## Problem:
Whenever a line below includes the word "Windows", copy that line.

START Extracted information

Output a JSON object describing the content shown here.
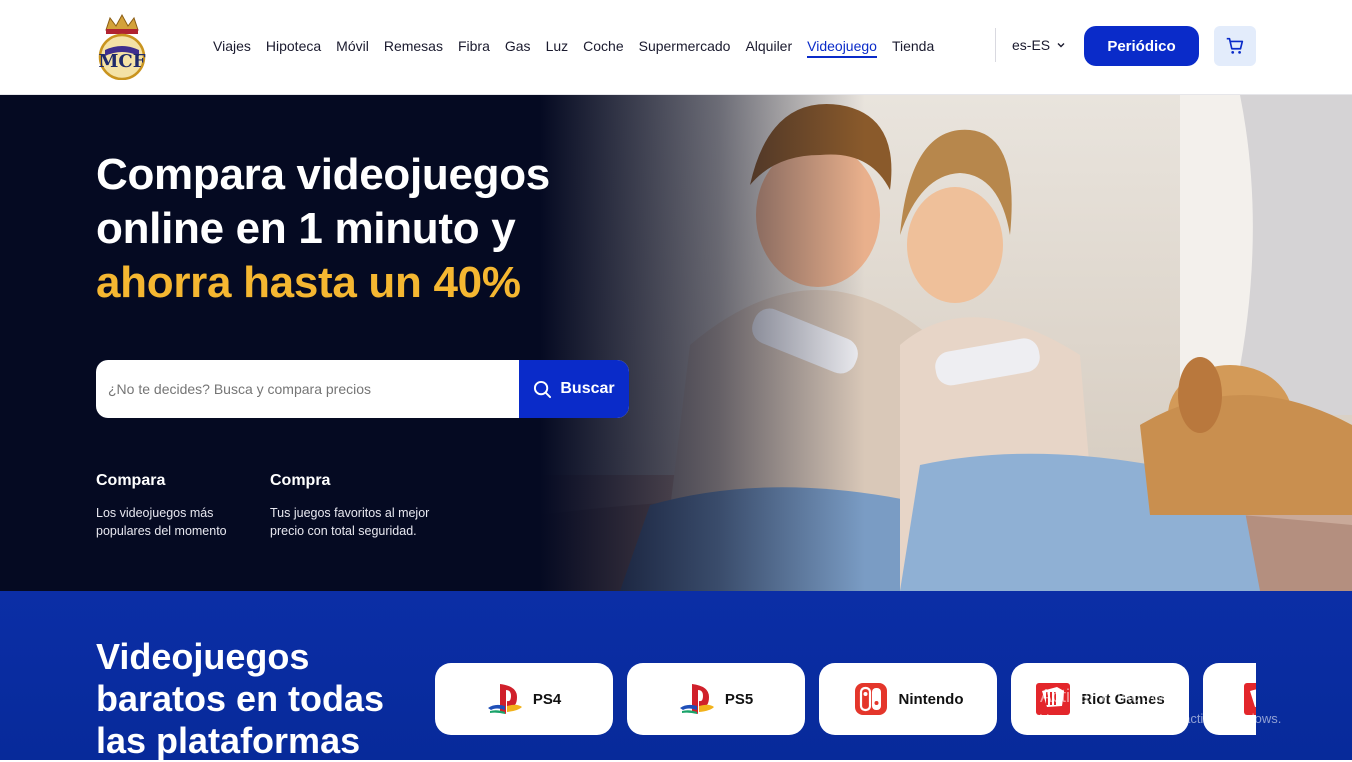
{
  "header": {
    "nav": [
      {
        "label": "Viajes"
      },
      {
        "label": "Hipoteca"
      },
      {
        "label": "Móvil"
      },
      {
        "label": "Remesas"
      },
      {
        "label": "Fibra"
      },
      {
        "label": "Gas"
      },
      {
        "label": "Luz"
      },
      {
        "label": "Coche"
      },
      {
        "label": "Supermercado"
      },
      {
        "label": "Alquiler"
      },
      {
        "label": "Videojuego",
        "active": true
      },
      {
        "label": "Tienda"
      }
    ],
    "language": "es-ES",
    "cta_label": "Periódico",
    "colors": {
      "brand": "#0a2bc9",
      "highlight": "#f5b731",
      "hero_bg": "#050a22"
    }
  },
  "hero": {
    "title_line1": "Compara videojuegos",
    "title_line2": "online en 1 minuto y",
    "title_highlight": "ahorra hasta un 40%",
    "search_placeholder": "¿No te decides? Busca y compara precios",
    "search_button": "Buscar",
    "features": [
      {
        "title": "Compara",
        "text": "Los videojuegos más populares del momento"
      },
      {
        "title": "Compra",
        "text": "Tus juegos favoritos al mejor precio con total seguridad."
      }
    ]
  },
  "platforms": {
    "title": "Videojuegos baratos en todas las plataformas",
    "items": [
      {
        "label": "PS4",
        "icon": "playstation-icon"
      },
      {
        "label": "PS5",
        "icon": "playstation-icon"
      },
      {
        "label": "Nintendo",
        "icon": "nintendo-switch-icon"
      },
      {
        "label": "Riot Games",
        "icon": "riot-games-icon"
      },
      {
        "label": "",
        "icon": "riot-games-icon"
      }
    ]
  },
  "os_overlay": {
    "line1": "Activar Windows",
    "line2": "Ve a Configuración para activar Windows."
  }
}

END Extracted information

## Output for this exercise:
    "line1": "Activar Windows",
    "line2": "Ve a Configuración para activar Windows."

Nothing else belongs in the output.